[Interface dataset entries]
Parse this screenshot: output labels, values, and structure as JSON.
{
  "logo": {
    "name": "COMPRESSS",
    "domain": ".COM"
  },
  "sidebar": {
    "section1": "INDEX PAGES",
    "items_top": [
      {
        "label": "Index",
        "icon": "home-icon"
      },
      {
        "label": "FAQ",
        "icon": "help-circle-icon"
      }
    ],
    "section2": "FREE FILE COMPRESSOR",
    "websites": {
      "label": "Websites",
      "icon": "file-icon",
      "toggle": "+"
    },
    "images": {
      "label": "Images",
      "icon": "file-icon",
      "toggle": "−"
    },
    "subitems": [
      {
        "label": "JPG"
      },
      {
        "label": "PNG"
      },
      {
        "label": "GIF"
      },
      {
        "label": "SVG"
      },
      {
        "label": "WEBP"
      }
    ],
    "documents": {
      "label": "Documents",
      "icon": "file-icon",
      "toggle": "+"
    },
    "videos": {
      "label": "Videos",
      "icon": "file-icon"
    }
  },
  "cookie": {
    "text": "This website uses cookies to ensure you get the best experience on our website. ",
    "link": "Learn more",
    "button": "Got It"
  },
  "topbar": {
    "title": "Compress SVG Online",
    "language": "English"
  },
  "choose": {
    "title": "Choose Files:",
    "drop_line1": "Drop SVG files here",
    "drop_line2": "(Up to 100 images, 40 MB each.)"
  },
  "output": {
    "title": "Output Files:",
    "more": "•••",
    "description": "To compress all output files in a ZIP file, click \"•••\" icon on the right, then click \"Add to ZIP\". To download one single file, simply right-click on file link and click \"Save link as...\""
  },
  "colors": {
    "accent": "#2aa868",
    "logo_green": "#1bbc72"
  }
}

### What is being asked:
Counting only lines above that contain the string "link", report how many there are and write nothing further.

### Answer area:
2